There is a lovely soft crimp to the fibres – it’s very fine but discernible and leaves the wool feeling very soft and rich.
The Ball Test
The Ball Test is my comparison test between the different core wools to help determine suitability for purpose (i.e. dry needle felting), versatility and speed. I start off with approx. 10 inches of fibre and felt using a 36 gauge triangle needle for five minutes (recording my progress at both the 3 and 5 minute marks), then I spend another 5 minutes using a 38 gauge triangle, recording my results at the 10-minute mark. If I feel that the ball is still unfinished at this point I continue until it is completed to my standards – a tight, firm, even ball that is relatively smooth and as lump-free as possible.
0-3 minutes, using a 36 triangle needle
This wool is very easy to felt with, and this is apparent quite quickly. It’s easy to get a good grip on the wool and it felts with a nice crunch.
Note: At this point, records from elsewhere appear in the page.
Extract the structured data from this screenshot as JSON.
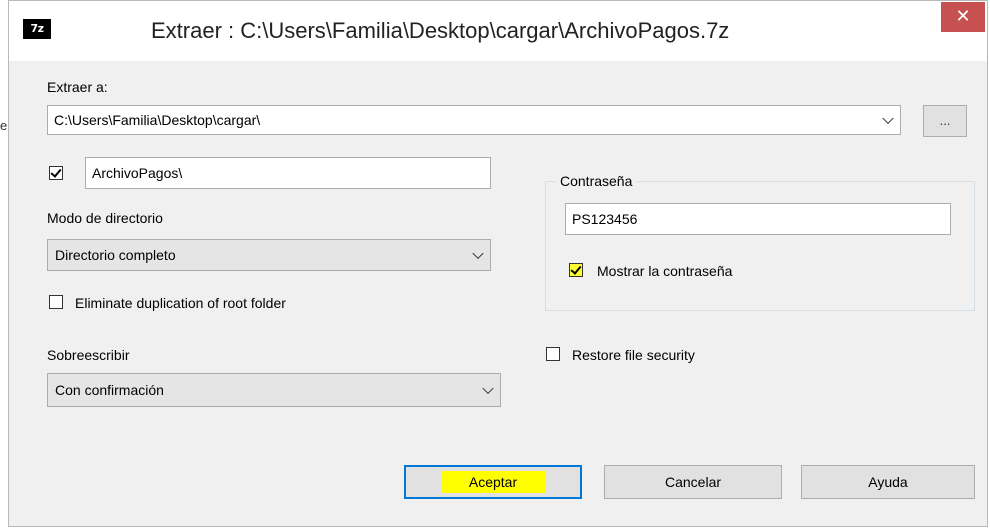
{
  "window": {
    "app_icon": "7z",
    "title": "Extraer : C:\\Users\\Familia\\Desktop\\cargar\\ArchivoPagos.7z",
    "close_symbol": "✕"
  },
  "extract_to": {
    "label": "Extraer a:",
    "path_value": "C:\\Users\\Familia\\Desktop\\cargar\\",
    "browse_label": "..."
  },
  "subfolder": {
    "checked": true,
    "value": "ArchivoPagos\\"
  },
  "path_mode": {
    "label": "Modo de directorio",
    "selected": "Directorio completo"
  },
  "eliminate_dup": {
    "checked": false,
    "label": "Eliminate duplication of root folder"
  },
  "overwrite": {
    "label": "Sobreescribir",
    "selected": "Con confirmación"
  },
  "password": {
    "group_label": "Contraseña",
    "value": "PS123456",
    "show_checked": true,
    "show_label": "Mostrar la contraseña"
  },
  "restore_security": {
    "checked": false,
    "label": "Restore file security"
  },
  "buttons": {
    "ok": "Aceptar",
    "cancel": "Cancelar",
    "help": "Ayuda"
  },
  "highlight_color": "#ffff00"
}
Strange though it is to say this, but the ball turns well when you roll it into shape – it doesn’t snag or catch and leave fibres behind while you work. On top of this there is a nice, smooth distribution of the colour throughout the fibre.
The centre of the ball gets solid quite quickly, and there are no needle holes or shedding of fibres. However, by the 3-minute mark the ball isn’t very round; there are edges untucked on one side and it’s still quite loose.
3-5 minutes, using a 36 triangle needle
The ball in this stage feels light and springy, and while it’s shaping up it’s still not completely spherical. As the ball firms up it starts to leave some holes and crease marks. The outer layer is squidgy, but there is still good felting resistence against the needle as you work.
5-10 minutes, using a 38 triangle needle
Switching to the 38 triangle gives surprisingly good results even at this stage – the ball responds well to it and neatens up quickly. I still feel that the ball would have been better if I’d used a 36 triangle for a bit longer as the end result was a ball that was a bit flat and squishy, but there was almost no fluff to the surface and very few hole marks, although there were some crease marks.
This is a really nice wool, and I feel slightly more artistic for possessing it. Maybe rare breed sheep makes hipsters out of all of us, but there is something special about using rare breed fibres. This is definitely a wool I would consider purchasing again.
The wool is astoundingly soft and airy – possibly the softest wool I have in stock – but unusually for soft, fine fibres it’s actually very easy to work with. It responds better to a 36 needle when being used as a core and the end result is a little squishier than most core wools I’ve used, but not enough to deter me from using it again. The end result is neat and smooth, albeit with some crease marks, and the wool felts darker than initial appearances suggest, coming in at a pale chocolate rather than what I would consider as fawn.
As a side note, this fibre cards well with other fibres, although if you’re adding it to create a darker brown tone you should note that a little goes a long way and if you use too much it can overwhelm the other colours.
Would You Create a whole model using this wool?
I think it would be possible to create a model using this wool in its entirity, due to the fact it’s easy to hide fold and crease lines, and needle marks don’t show up. The wool is also very soft and beautiful, although the end piece might have a slightly less firm feel in comparison to other models. The fine softness of the fibre might also make this process slower going, but the end result would be something very special.
Please note that different clips may produce wool that differs from the description given above. All wool reviews are based on the quality of the clip I am using at the time of review.
Some photographs have been edited to ensure images represent the wool as true-to-life as possible, as apparently the ability to take accurate pictures of wool is not one of my strengths.